Larry Ray Hafley
One remarkable fact adorns all true, sincere confessions of sin recorded in the Bible. It is peculiar to each person who genuinely sought forgiveness. What is this singular feature? No excuses for sin were offered!
The "one talent man" tried to justify himself (Matt. 25:25). He was not forgiven. The prodigal son of Luke 15 did not attempt to blame others for his failure. He did not appeal to mitigating circumstances. He was received and forgiven. Saul sought to blame "the people" (1 Sam. 15:15). He was refused and "rejected". David did not seek to blame Bathsheba for carelessly exposing herself to him. Rather, he said, "I have sinned against the Lord" (2 Sam. 12:13). He was restored. Adam blamed "the woman thou gavest to be with me" (Gen. 3:12). He was driven from the garden.
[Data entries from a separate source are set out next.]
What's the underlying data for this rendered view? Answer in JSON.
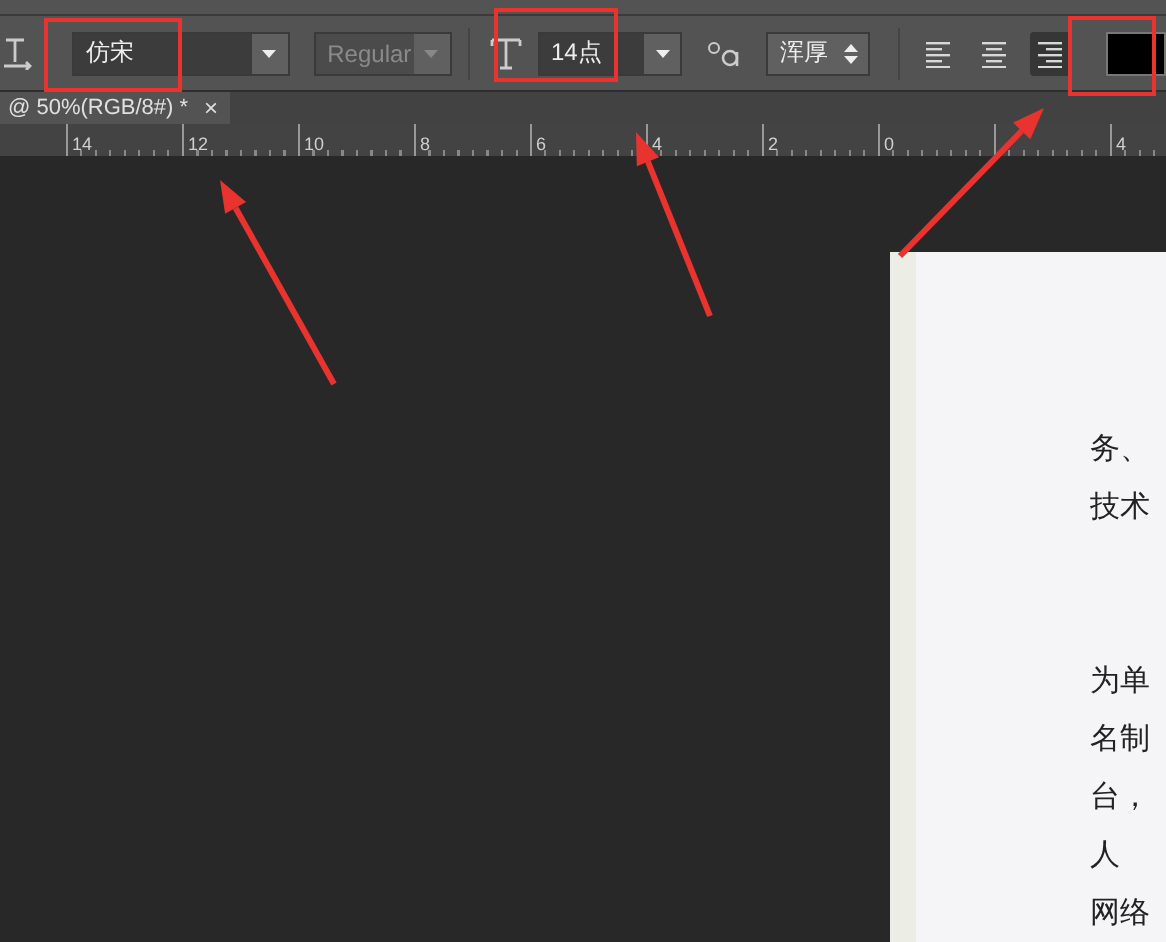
{
  "options_bar": {
    "font_family": {
      "value": "仿宋"
    },
    "font_style": {
      "value": "Regular",
      "disabled": true
    },
    "font_size": {
      "value": "14点"
    },
    "anti_alias": {
      "value": "浑厚"
    },
    "alignment": [
      {
        "kind": "left",
        "selected": false
      },
      {
        "kind": "center",
        "selected": false
      },
      {
        "kind": "right",
        "selected": true
      }
    ],
    "text_color": {
      "color": "#000000"
    }
  },
  "document_tab": {
    "title": "@ 50%(RGB/8#) *",
    "close": "×"
  },
  "ruler": {
    "ticks": [
      {
        "kind": "label",
        "text": "14"
      },
      {
        "kind": "label",
        "text": "12"
      },
      {
        "kind": "label",
        "text": "10"
      },
      {
        "kind": "label",
        "text": "8"
      },
      {
        "kind": "label",
        "text": "6"
      },
      {
        "kind": "label",
        "text": "4"
      },
      {
        "kind": "label",
        "text": "2"
      },
      {
        "kind": "label",
        "text": "0"
      },
      {
        "kind": "mark"
      },
      {
        "kind": "label",
        "text": "4"
      }
    ]
  },
  "document": {
    "paragraphs": [
      [
        "务、",
        "技术"
      ],
      [
        "为单",
        "名制",
        "台，",
        "人",
        "网络"
      ]
    ]
  }
}
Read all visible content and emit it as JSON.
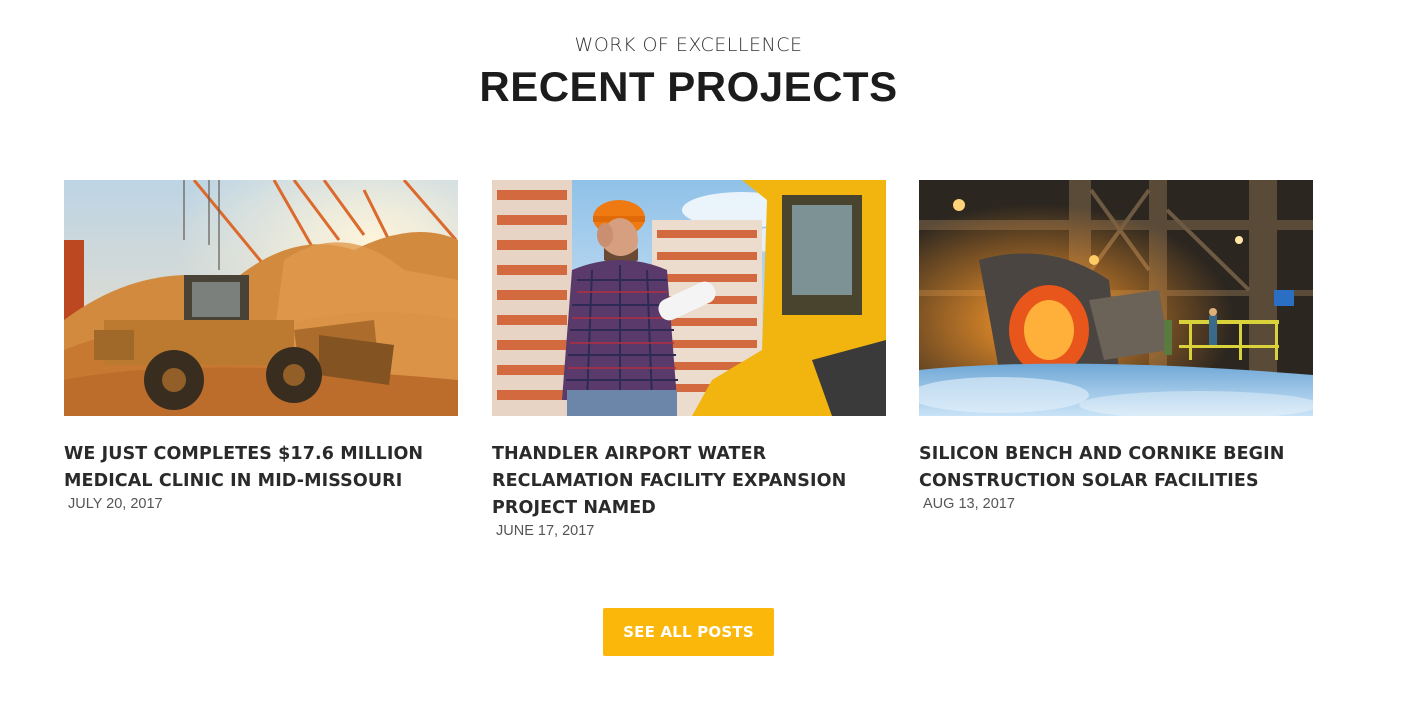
{
  "section": {
    "eyebrow": "WORK OF EXCELLENCE",
    "title": "RECENT PROJECTS"
  },
  "projects": [
    {
      "title": "WE JUST COMPLETES $17.6 MILLION MEDICAL CLINIC IN MID-MISSOURI",
      "date": "JULY 20, 2017",
      "image": "wheel-loader-photo"
    },
    {
      "title": "THANDLER AIRPORT WATER RECLAMATION FACILITY EXPANSION PROJECT NAMED",
      "date": "JUNE 17, 2017",
      "image": "construction-worker-photo"
    },
    {
      "title": "SILICON BENCH AND CORNIKE BEGIN CONSTRUCTION SOLAR FACILITIES",
      "date": "AUG 13, 2017",
      "image": "steel-foundry-photo"
    }
  ],
  "cta": {
    "label": "SEE ALL POSTS"
  },
  "colors": {
    "accent": "#fbb80a",
    "heading": "#1c1c1c",
    "text": "#2a2a2a",
    "muted": "#555555"
  }
}
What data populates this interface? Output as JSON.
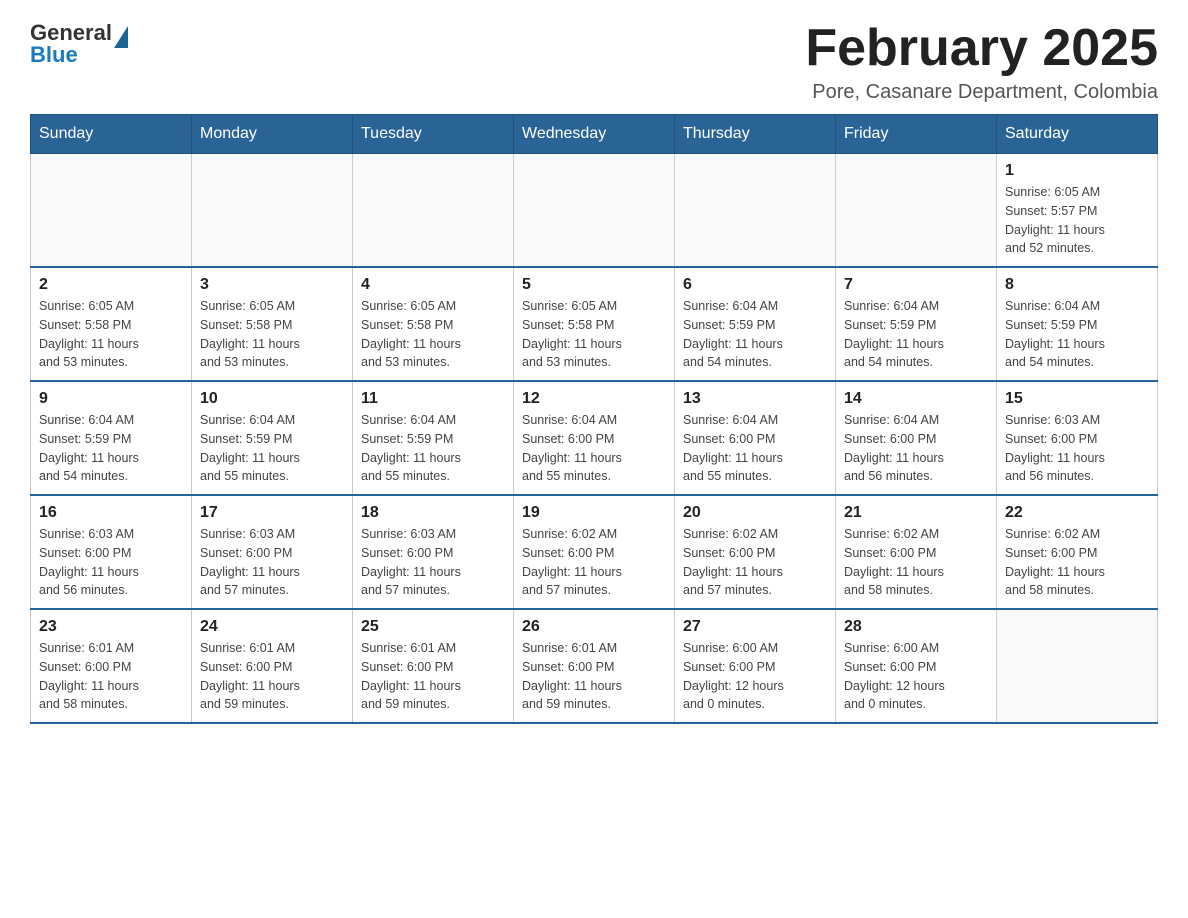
{
  "header": {
    "logo_general": "General",
    "logo_blue": "Blue",
    "title": "February 2025",
    "subtitle": "Pore, Casanare Department, Colombia"
  },
  "days_of_week": [
    "Sunday",
    "Monday",
    "Tuesday",
    "Wednesday",
    "Thursday",
    "Friday",
    "Saturday"
  ],
  "weeks": [
    [
      {
        "day": "",
        "info": ""
      },
      {
        "day": "",
        "info": ""
      },
      {
        "day": "",
        "info": ""
      },
      {
        "day": "",
        "info": ""
      },
      {
        "day": "",
        "info": ""
      },
      {
        "day": "",
        "info": ""
      },
      {
        "day": "1",
        "info": "Sunrise: 6:05 AM\nSunset: 5:57 PM\nDaylight: 11 hours\nand 52 minutes."
      }
    ],
    [
      {
        "day": "2",
        "info": "Sunrise: 6:05 AM\nSunset: 5:58 PM\nDaylight: 11 hours\nand 53 minutes."
      },
      {
        "day": "3",
        "info": "Sunrise: 6:05 AM\nSunset: 5:58 PM\nDaylight: 11 hours\nand 53 minutes."
      },
      {
        "day": "4",
        "info": "Sunrise: 6:05 AM\nSunset: 5:58 PM\nDaylight: 11 hours\nand 53 minutes."
      },
      {
        "day": "5",
        "info": "Sunrise: 6:05 AM\nSunset: 5:58 PM\nDaylight: 11 hours\nand 53 minutes."
      },
      {
        "day": "6",
        "info": "Sunrise: 6:04 AM\nSunset: 5:59 PM\nDaylight: 11 hours\nand 54 minutes."
      },
      {
        "day": "7",
        "info": "Sunrise: 6:04 AM\nSunset: 5:59 PM\nDaylight: 11 hours\nand 54 minutes."
      },
      {
        "day": "8",
        "info": "Sunrise: 6:04 AM\nSunset: 5:59 PM\nDaylight: 11 hours\nand 54 minutes."
      }
    ],
    [
      {
        "day": "9",
        "info": "Sunrise: 6:04 AM\nSunset: 5:59 PM\nDaylight: 11 hours\nand 54 minutes."
      },
      {
        "day": "10",
        "info": "Sunrise: 6:04 AM\nSunset: 5:59 PM\nDaylight: 11 hours\nand 55 minutes."
      },
      {
        "day": "11",
        "info": "Sunrise: 6:04 AM\nSunset: 5:59 PM\nDaylight: 11 hours\nand 55 minutes."
      },
      {
        "day": "12",
        "info": "Sunrise: 6:04 AM\nSunset: 6:00 PM\nDaylight: 11 hours\nand 55 minutes."
      },
      {
        "day": "13",
        "info": "Sunrise: 6:04 AM\nSunset: 6:00 PM\nDaylight: 11 hours\nand 55 minutes."
      },
      {
        "day": "14",
        "info": "Sunrise: 6:04 AM\nSunset: 6:00 PM\nDaylight: 11 hours\nand 56 minutes."
      },
      {
        "day": "15",
        "info": "Sunrise: 6:03 AM\nSunset: 6:00 PM\nDaylight: 11 hours\nand 56 minutes."
      }
    ],
    [
      {
        "day": "16",
        "info": "Sunrise: 6:03 AM\nSunset: 6:00 PM\nDaylight: 11 hours\nand 56 minutes."
      },
      {
        "day": "17",
        "info": "Sunrise: 6:03 AM\nSunset: 6:00 PM\nDaylight: 11 hours\nand 57 minutes."
      },
      {
        "day": "18",
        "info": "Sunrise: 6:03 AM\nSunset: 6:00 PM\nDaylight: 11 hours\nand 57 minutes."
      },
      {
        "day": "19",
        "info": "Sunrise: 6:02 AM\nSunset: 6:00 PM\nDaylight: 11 hours\nand 57 minutes."
      },
      {
        "day": "20",
        "info": "Sunrise: 6:02 AM\nSunset: 6:00 PM\nDaylight: 11 hours\nand 57 minutes."
      },
      {
        "day": "21",
        "info": "Sunrise: 6:02 AM\nSunset: 6:00 PM\nDaylight: 11 hours\nand 58 minutes."
      },
      {
        "day": "22",
        "info": "Sunrise: 6:02 AM\nSunset: 6:00 PM\nDaylight: 11 hours\nand 58 minutes."
      }
    ],
    [
      {
        "day": "23",
        "info": "Sunrise: 6:01 AM\nSunset: 6:00 PM\nDaylight: 11 hours\nand 58 minutes."
      },
      {
        "day": "24",
        "info": "Sunrise: 6:01 AM\nSunset: 6:00 PM\nDaylight: 11 hours\nand 59 minutes."
      },
      {
        "day": "25",
        "info": "Sunrise: 6:01 AM\nSunset: 6:00 PM\nDaylight: 11 hours\nand 59 minutes."
      },
      {
        "day": "26",
        "info": "Sunrise: 6:01 AM\nSunset: 6:00 PM\nDaylight: 11 hours\nand 59 minutes."
      },
      {
        "day": "27",
        "info": "Sunrise: 6:00 AM\nSunset: 6:00 PM\nDaylight: 12 hours\nand 0 minutes."
      },
      {
        "day": "28",
        "info": "Sunrise: 6:00 AM\nSunset: 6:00 PM\nDaylight: 12 hours\nand 0 minutes."
      },
      {
        "day": "",
        "info": ""
      }
    ]
  ]
}
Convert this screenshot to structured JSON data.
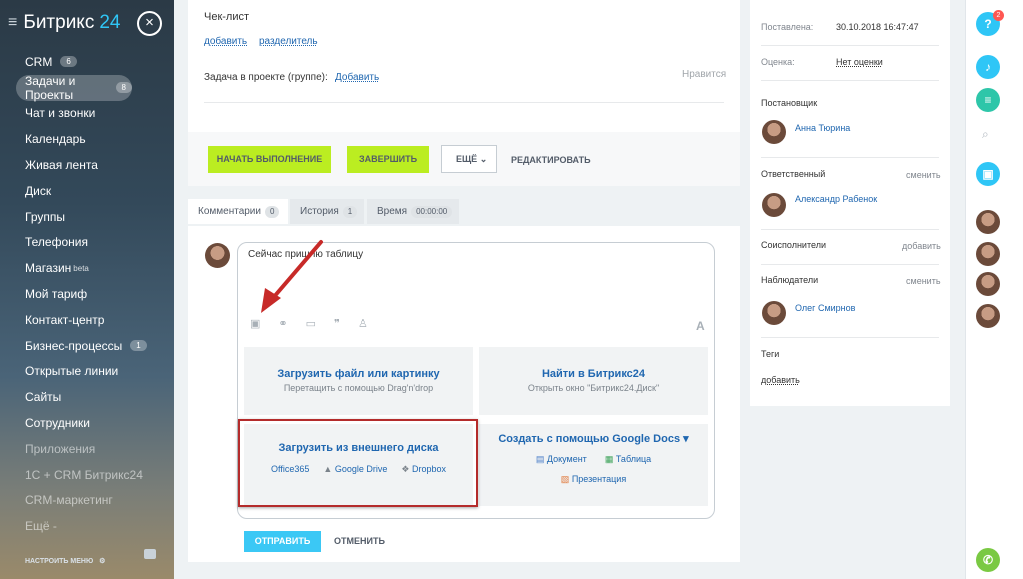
{
  "sidebar": {
    "logo_left": "Битрикс",
    "logo_right": "24",
    "items": [
      {
        "label": "CRM",
        "count": "6"
      },
      {
        "label": "Задачи и Проекты",
        "count": "8"
      },
      {
        "label": "Чат и звонки"
      },
      {
        "label": "Календарь"
      },
      {
        "label": "Живая лента"
      },
      {
        "label": "Диск"
      },
      {
        "label": "Группы"
      },
      {
        "label": "Телефония"
      },
      {
        "label": "Магазин",
        "sup": "beta"
      },
      {
        "label": "Мой тариф"
      },
      {
        "label": "Контакт-центр"
      },
      {
        "label": "Бизнес-процессы",
        "count": "1"
      },
      {
        "label": "Открытые линии"
      },
      {
        "label": "Сайты"
      },
      {
        "label": "Сотрудники"
      },
      {
        "label": "Приложения"
      },
      {
        "label": "1С + CRM Битрикс24"
      },
      {
        "label": "CRM-маркетинг"
      },
      {
        "label": "Ещё -"
      }
    ],
    "setup": "НАСТРОИТЬ МЕНЮ"
  },
  "task": {
    "checklist": "Чек-лист",
    "add": "добавить",
    "separator": "разделитель",
    "project_label": "Задача в проекте (группе):",
    "project_add": "Добавить",
    "like": "Нравится",
    "start": "НАЧАТЬ ВЫПОЛНЕНИЕ",
    "finish": "ЗАВЕРШИТЬ",
    "more": "ЕЩЁ",
    "edit": "РЕДАКТИРОВАТЬ"
  },
  "tabs": [
    {
      "label": "Комментарии",
      "count": "0"
    },
    {
      "label": "История",
      "count": "1"
    },
    {
      "label": "Время",
      "count": "00:00:00"
    }
  ],
  "editor": {
    "text": "Сейчас пришлю таблицу",
    "upload_title": "Загрузить файл или картинку",
    "upload_sub": "Перетащить с помощью Drag'n'drop",
    "find_title": "Найти в Битрикс24",
    "find_sub": "Открыть окно \"Битрикс24.Диск\"",
    "ext_title": "Загрузить из внешнего диска",
    "office": "Office365",
    "gdrive": "Google Drive",
    "dropbox": "Dropbox",
    "gdocs_title": "Создать с помощью Google Docs",
    "doc": "Документ",
    "table": "Таблица",
    "pres": "Презентация",
    "font_letter": "A"
  },
  "actions": {
    "send": "ОТПРАВИТЬ",
    "cancel": "ОТМЕНИТЬ"
  },
  "right": {
    "set_label": "Поставлена:",
    "set_value": "30.10.2018 16:47:47",
    "rating_label": "Оценка:",
    "rating_value": "Нет оценки",
    "creator_label": "Постановщик",
    "creator": "Анна Тюрина",
    "resp_label": "Ответственный",
    "change": "сменить",
    "resp": "Александр Рабенок",
    "co_label": "Соисполнители",
    "add": "добавить",
    "obs_label": "Наблюдатели",
    "change2": "сменить",
    "obs": "Олег Смирнов",
    "tags_label": "Теги",
    "tags_add": "добавить"
  },
  "strip": {
    "help_badge": "2",
    "help": "?"
  },
  "colors": {
    "accent": "#2fc6f6",
    "green": "#bbed21",
    "link": "#2067b0",
    "highlight": "#b42b2b"
  }
}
The publican said, "God be merciful to me a sinner" (Lk. 18:13). He was "exalted" and "justified" in the sight of the Lord (Lk. 18:14).
While there may be contributing factors to our sins, that is not the point. The fact is that we have sinned. All our "reasons" which explain why we did what we did are to no avail. As transgressors, we stand condemned, regardless of the causes. Consider the prophet who was deceived in 1 Kings 13. Surely, we sympathize with him, but if he had obeyed God, if he had done what God told him to do, he would never have come to ruin. Though our sins may be inadvertent and though they may be caused by unforeseen factors, the bottom line is that we have sinned, and we need to be forgiven.
At such a time, let there be no excuses. Let there be no finger pointing at another--"it’s all his fault; if it were not for him, I would not have...." Forget it. What is done is done. Now, I must simply come in humble boldness and say, "Father, I have sinned against heaven and before thee, and am no more worthy to be called thy son." "Against thee, and thee only have I sinned, and done this great evil in thy sight."
Where is this lesson more needed than in the home? In every relationship of life, peace and happiness come more richly to those who can say, without excuse, "I have sinned. Please forgive me." Having done that, you may rest in confidence of God’s favor and fellowship (1 Jn. 1:9).